■ ACTIVITY
Find each line below where the word "BioPrep" occurs, and copy it.

(Data about app and page elements)
========

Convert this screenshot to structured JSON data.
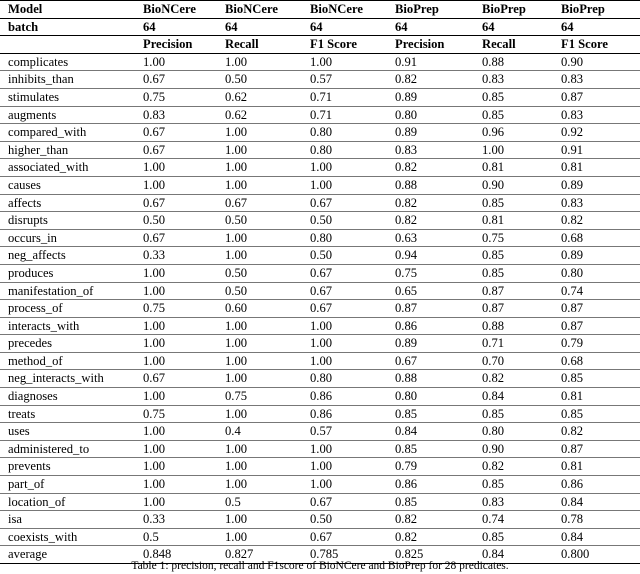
{
  "table": {
    "header_rows": [
      {
        "label": "Model",
        "values": [
          "BioNCere",
          "BioNCere",
          "BioNCere",
          "BioPrep",
          "BioPrep",
          "BioPrep"
        ]
      },
      {
        "label": "batch",
        "values": [
          "64",
          "64",
          "64",
          "64",
          "64",
          "64"
        ]
      },
      {
        "label": "",
        "values": [
          "Precision",
          "Recall",
          "F1 Score",
          "Precision",
          "Recall",
          "F1 Score"
        ]
      }
    ],
    "rows": [
      {
        "label": "complicates",
        "values": [
          "1.00",
          "1.00",
          "1.00",
          "0.91",
          "0.88",
          "0.90"
        ]
      },
      {
        "label": "inhibits_than",
        "values": [
          "0.67",
          "0.50",
          "0.57",
          "0.82",
          "0.83",
          "0.83"
        ]
      },
      {
        "label": "stimulates",
        "values": [
          "0.75",
          "0.62",
          "0.71",
          "0.89",
          "0.85",
          "0.87"
        ]
      },
      {
        "label": "augments",
        "values": [
          "0.83",
          "0.62",
          "0.71",
          "0.80",
          "0.85",
          "0.83"
        ]
      },
      {
        "label": "compared_with",
        "values": [
          "0.67",
          "1.00",
          "0.80",
          "0.89",
          "0.96",
          "0.92"
        ]
      },
      {
        "label": "higher_than",
        "values": [
          "0.67",
          "1.00",
          "0.80",
          "0.83",
          "1.00",
          "0.91"
        ]
      },
      {
        "label": "associated_with",
        "values": [
          "1.00",
          "1.00",
          "1.00",
          "0.82",
          "0.81",
          "0.81"
        ]
      },
      {
        "label": "causes",
        "values": [
          "1.00",
          "1.00",
          "1.00",
          "0.88",
          "0.90",
          "0.89"
        ]
      },
      {
        "label": "affects",
        "values": [
          "0.67",
          "0.67",
          "0.67",
          "0.82",
          "0.85",
          "0.83"
        ]
      },
      {
        "label": "disrupts",
        "values": [
          "0.50",
          "0.50",
          "0.50",
          "0.82",
          "0.81",
          "0.82"
        ]
      },
      {
        "label": "occurs_in",
        "values": [
          "0.67",
          "1.00",
          "0.80",
          "0.63",
          "0.75",
          "0.68"
        ]
      },
      {
        "label": "neg_affects",
        "values": [
          "0.33",
          "1.00",
          "0.50",
          "0.94",
          "0.85",
          "0.89"
        ]
      },
      {
        "label": "produces",
        "values": [
          "1.00",
          "0.50",
          "0.67",
          "0.75",
          "0.85",
          "0.80"
        ]
      },
      {
        "label": "manifestation_of",
        "values": [
          "1.00",
          "0.50",
          "0.67",
          "0.65",
          "0.87",
          "0.74"
        ]
      },
      {
        "label": "process_of",
        "values": [
          "0.75",
          "0.60",
          "0.67",
          "0.87",
          "0.87",
          "0.87"
        ]
      },
      {
        "label": "interacts_with",
        "values": [
          "1.00",
          "1.00",
          "1.00",
          "0.86",
          "0.88",
          "0.87"
        ]
      },
      {
        "label": "precedes",
        "values": [
          "1.00",
          "1.00",
          "1.00",
          "0.89",
          "0.71",
          "0.79"
        ]
      },
      {
        "label": "method_of",
        "values": [
          "1.00",
          "1.00",
          "1.00",
          "0.67",
          "0.70",
          "0.68"
        ]
      },
      {
        "label": "neg_interacts_with",
        "values": [
          "0.67",
          "1.00",
          "0.80",
          "0.88",
          "0.82",
          "0.85"
        ]
      },
      {
        "label": "diagnoses",
        "values": [
          "1.00",
          "0.75",
          "0.86",
          "0.80",
          "0.84",
          "0.81"
        ]
      },
      {
        "label": "treats",
        "values": [
          "0.75",
          "1.00",
          "0.86",
          "0.85",
          "0.85",
          "0.85"
        ]
      },
      {
        "label": "uses",
        "values": [
          "1.00",
          "0.4",
          "0.57",
          "0.84",
          "0.80",
          "0.82"
        ]
      },
      {
        "label": "administered_to",
        "values": [
          "1.00",
          "1.00",
          "1.00",
          "0.85",
          "0.90",
          "0.87"
        ]
      },
      {
        "label": "prevents",
        "values": [
          "1.00",
          "1.00",
          "1.00",
          "0.79",
          "0.82",
          "0.81"
        ]
      },
      {
        "label": "part_of",
        "values": [
          "1.00",
          "1.00",
          "1.00",
          "0.86",
          "0.85",
          "0.86"
        ]
      },
      {
        "label": "location_of",
        "values": [
          "1.00",
          "0.5",
          "0.67",
          "0.85",
          "0.83",
          "0.84"
        ]
      },
      {
        "label": "isa",
        "values": [
          "0.33",
          "1.00",
          "0.50",
          "0.82",
          "0.74",
          "0.78"
        ]
      },
      {
        "label": "coexists_with",
        "values": [
          "0.5",
          "1.00",
          "0.67",
          "0.82",
          "0.85",
          "0.84"
        ]
      }
    ],
    "summary_row": {
      "label": "average",
      "values": [
        "0.848",
        "0.827",
        "0.785",
        "0.825",
        "0.84",
        "0.800"
      ]
    }
  },
  "caption": "Table 1: precision, recall and F1score of BioNCere and BioPrep for 28 predicates."
}
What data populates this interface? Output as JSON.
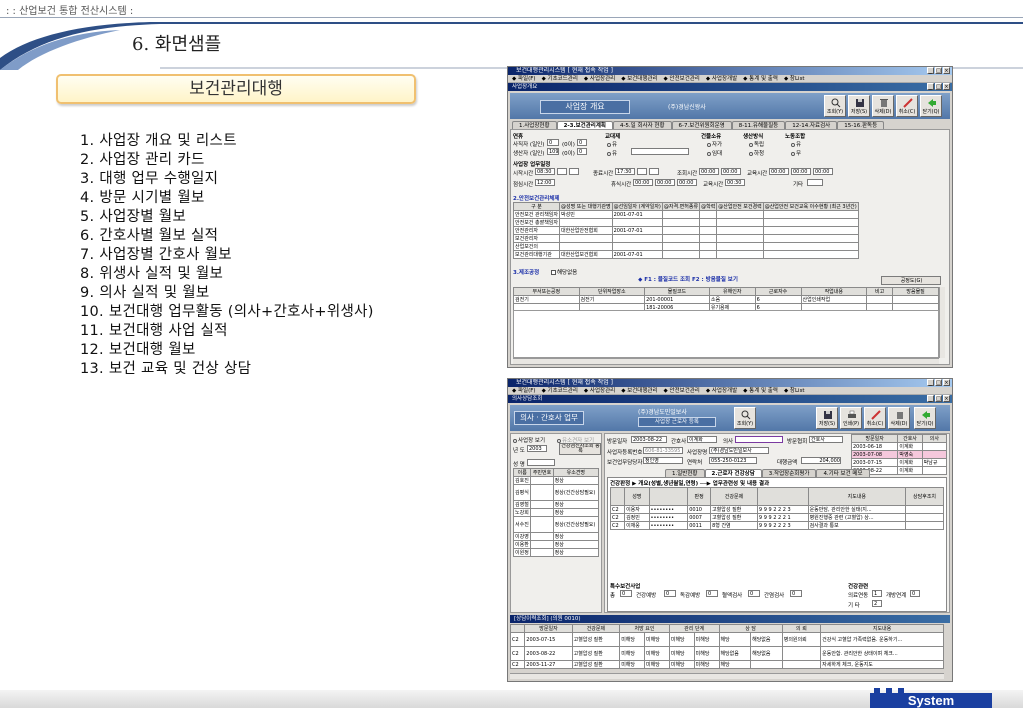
{
  "header": {
    "system_title": ": : 산업보건 통합 전산시스템 :",
    "page_title": "6. 화면샘플"
  },
  "section": {
    "title": "보건관리대행"
  },
  "toc": [
    "1. 사업장 개요 및 리스트",
    "2. 사업장 관리 카드",
    "3. 대행 업무 수행일지",
    "4. 방문 시기별 월보",
    "5. 사업장별 월보",
    "6. 간호사별 월보 실적",
    "7. 사업장별 간호사 월보",
    "8. 위생사 실적 및 월보",
    "9. 의사 실적 및 월보",
    "10. 보건대행 업무활동 (의사+간호사+위생사)",
    "11. 보건대행 사업 실적",
    "12. 보건대행 월보",
    "13. 보건 교육 및 건상 상담"
  ],
  "footer": {
    "logo_text": "System"
  },
  "window1": {
    "title": "보건대행관리시스템 [ 현재 접속 작업 ]",
    "menu": [
      "◆ 파일(F)",
      "◆ 기초코드관리",
      "◆ 사업장관리",
      "◆ 보건대행관리",
      "◆ 안전보건관리",
      "◆ 사업장개발",
      "◆ 통계 및 출력",
      "◆ 창List"
    ],
    "subwindow_title": "사업장개요",
    "header_title": "사업장 개요",
    "company": "(주)경남신왕사",
    "buttons": [
      "조회(Y)",
      "저장(S)",
      "삭제(D)",
      "취소(C)",
      "닫기(Q)"
    ],
    "tabs": [
      "1.사업장현황",
      "2-3.보건관리계획",
      "4-5.일 회사자 현황",
      "6-7.보건위원회운영",
      "8-11.유해물질등",
      "12-14.자료검사",
      "15-16.판독등"
    ],
    "active_tab": "2-3.보건관리계획",
    "sec_yeonhyu": "연휴",
    "sec_gyodae": "교대제",
    "sec_geonmul": "건물소유",
    "sec_saengsan": "생산방식",
    "sec_nojo": "노동조합",
    "row_saryeon": "사직자 (일인)",
    "row_saengsan": "생산자 (일인)",
    "val_saryeon": "0",
    "val_saengsan": "109",
    "unit": "(0이)",
    "unit_val": "0",
    "gyodae_opts": [
      "유",
      "유"
    ],
    "geonmul_opts": [
      "자가",
      "임대"
    ],
    "saengsan_opts": [
      "독립",
      "하청"
    ],
    "nojo_opts": [
      "유",
      "무"
    ],
    "work_time_title": "사업장 업무일정",
    "time_labels": [
      "시작시간",
      "종료시간",
      "조회시간",
      "교육시간",
      "점심시간",
      "휴식시간",
      "교육시간",
      "기타"
    ],
    "time_values": [
      "08:30",
      "17:30",
      "00:00",
      "00:00",
      "12:00",
      "00:00",
      "00:30"
    ],
    "mgmt_title": "2.안전보건관리체제",
    "mgmt_headers": [
      "구 분",
      "@성명 또는 대행기관명",
      "@선임일자 (계약일자)",
      "@자격.면허종류",
      "@학력",
      "@산업안전 보건경력",
      "@산업안전 보건교육 이수현황 (최근 3년간)",
      "교육과정명",
      "교육기간"
    ],
    "mgmt_rows": [
      [
        "안전보건 관리책임자",
        "박성민",
        "2001-07-01"
      ],
      [
        "안전보건 총괄책임자",
        "",
        ""
      ],
      [
        "안전관리자",
        "대한산업안전협회",
        "2001-07-01"
      ],
      [
        "보건관리자",
        "",
        ""
      ],
      [
        "산업보건의",
        "",
        ""
      ],
      [
        "보건관리대행기관",
        "대한산업보건협회",
        "2001-07-01"
      ]
    ],
    "process_title": "3.제조공정",
    "process_check": "해당없음",
    "process_bar": "◆ F1 : 물질코드 조회   F2 : 방음물질 보기",
    "process_btn": "공정도(G)",
    "proc_headers": [
      "부서또는공정",
      "단위작업장소",
      "물질코드",
      "유해인자",
      "근로자수",
      "작업내용",
      "비고",
      "방음물질"
    ],
    "proc_rows": [
      [
        "검전기",
        "검전기",
        "201-00001",
        "소음",
        "6",
        "산업인쇄작업"
      ],
      [
        "",
        "",
        "181-20006",
        "유기용제",
        "6",
        ""
      ]
    ]
  },
  "window2": {
    "title": "보건대행관리시스템 [ 현재 접속 작업 ]",
    "menu": [
      "◆ 파일(F)",
      "◆ 기초코드관리",
      "◆ 사업장관리",
      "◆ 보건대행관리",
      "◆ 안전보건관리",
      "◆ 사업장개발",
      "◆ 통계 및 출력",
      "◆ 창List"
    ],
    "subwindow_title": "의사상담조회",
    "header_title": "의사 · 간호사 업무",
    "company": "(주)경남도민일보사",
    "sub_header": "사업장 근로자 등록",
    "buttons": [
      "조회(Y)",
      "저장(S)",
      "인쇄(P)",
      "취소(C)",
      "삭제(D)",
      "닫기(Q)"
    ],
    "left_opts": [
      "사업장 보기",
      "유소견자 보기"
    ],
    "year_label": "년 도",
    "year_val": "2003",
    "check_btn": "건강검진자조회 등록",
    "name_label": "성 명",
    "left_headers": [
      "이름",
      "주민번호",
      "유소견명"
    ],
    "left_rows": [
      [
        "김호진",
        "정상"
      ],
      [
        "김평식",
        "정상(건간상담필요)"
      ],
      [
        "김영철",
        "정상"
      ],
      [
        "노강희",
        "정상"
      ],
      [
        "서수진",
        "정상(건간상담필요)"
      ],
      [
        "이강영",
        "정상"
      ],
      [
        "이용환",
        "정상"
      ],
      [
        "이원정",
        "정상"
      ]
    ],
    "visit_date_label": "방문일자",
    "visit_date": "2003-08-22",
    "nurse_label": "간호사",
    "nurse": "이계화",
    "doctor_label": "의사",
    "visitor_label": "방문협회",
    "visitor": "간호사",
    "biz_no_label": "사업자등록번호",
    "biz_no": "606-81-33595",
    "company_label": "사업장명",
    "company_val": "(주)경남도민일보사",
    "manager_label": "보건업무담당자",
    "manager": "정인영",
    "phone_label": "연락처",
    "phone": "055-250-0123",
    "count_label": "대행금액",
    "count": "204,000",
    "right_headers": [
      "방문일자",
      "간호사",
      "의사"
    ],
    "right_rows": [
      [
        "2003-06-18",
        "이계화",
        ""
      ],
      [
        "2003-07-08",
        "박영숙",
        ""
      ],
      [
        "2003-07-15",
        "이계화",
        "박남규"
      ],
      [
        "2003-08-22",
        "이계화",
        ""
      ]
    ],
    "tabs": [
      "1.일반현황",
      "2.근로자 건강상담",
      "3.작업장순회평가",
      "4.기타 보건 메모"
    ],
    "active_tab": "2.근로자 건강상담",
    "inner_bar": "건강판정  ▶ 개요(성별,생년월일,연령) ──▶ 업무관련성 및 내용 결과",
    "consult_headers": [
      "성명",
      "판정",
      "건강문제",
      "지도내용",
      "상담후조치"
    ],
    "consult_rows": [
      [
        "C2",
        "이용자",
        "0010",
        "고혈압성 질환",
        "운동만담, 관리안한 실태(지..."
      ],
      [
        "C2",
        "김정민",
        "0007",
        "고혈압성 질환",
        "병원진행중 관련 (고혈압) 상..."
      ],
      [
        "C2",
        "이재웅",
        "0011",
        "8형 간염",
        "검사결과 통보"
      ]
    ],
    "special_label": "특수보건사업",
    "special_fields": [
      "총",
      "건강예방",
      "독감예방",
      "혈액검사",
      "간염검사"
    ],
    "special_vals": [
      "0",
      "0",
      "0",
      "0",
      "0"
    ],
    "health_label": "건강관련",
    "health_fields": [
      "의료연동",
      "개방연계",
      "기 타"
    ],
    "health_vals": [
      "1",
      "0",
      "2"
    ],
    "bottom_title": "[상담이력조회] (의원 0010)",
    "bottom_headers": [
      "방문일자",
      "건강문제",
      "처방 요인",
      "관리 단계",
      "상 담",
      "의 뢰",
      "지도내용"
    ],
    "bottom_rows": [
      [
        "C2",
        "2003-07-15",
        "고혈압성 질환",
        "미해당",
        "미해당",
        "미해당",
        "미해당",
        "해당",
        "해당없음",
        "해당없음",
        "병의원의뢰",
        "건강식 고혈압 가족력없음. 운동하기..."
      ],
      [
        "C2",
        "2003-08-22",
        "고혈압성 질환",
        "미해당",
        "미해당",
        "미해당",
        "미해당",
        "해당없음",
        "해당없음",
        "해당없음",
        "",
        "운동안함. 관리안한 상태이며 체크..."
      ],
      [
        "C2",
        "2003-11-27",
        "고혈압성 질환",
        "미해당",
        "미해당",
        "미해당",
        "미해당",
        "해당",
        "",
        "",
        "",
        "자세하게 체크, 운동지도"
      ]
    ]
  },
  "colors": {
    "accent_navy": "#0a246a",
    "header_blue": "#5277a8",
    "logo_blue": "#1a3fa0",
    "section_border": "#f0c070"
  }
}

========

■ TASK RESPONSE
          "BioPrep",
          "BioPrep",
          "BioPrep"
  "caption": "Table 1: precision, recall and F1score of BioNCere and BioPrep for 28 predicates."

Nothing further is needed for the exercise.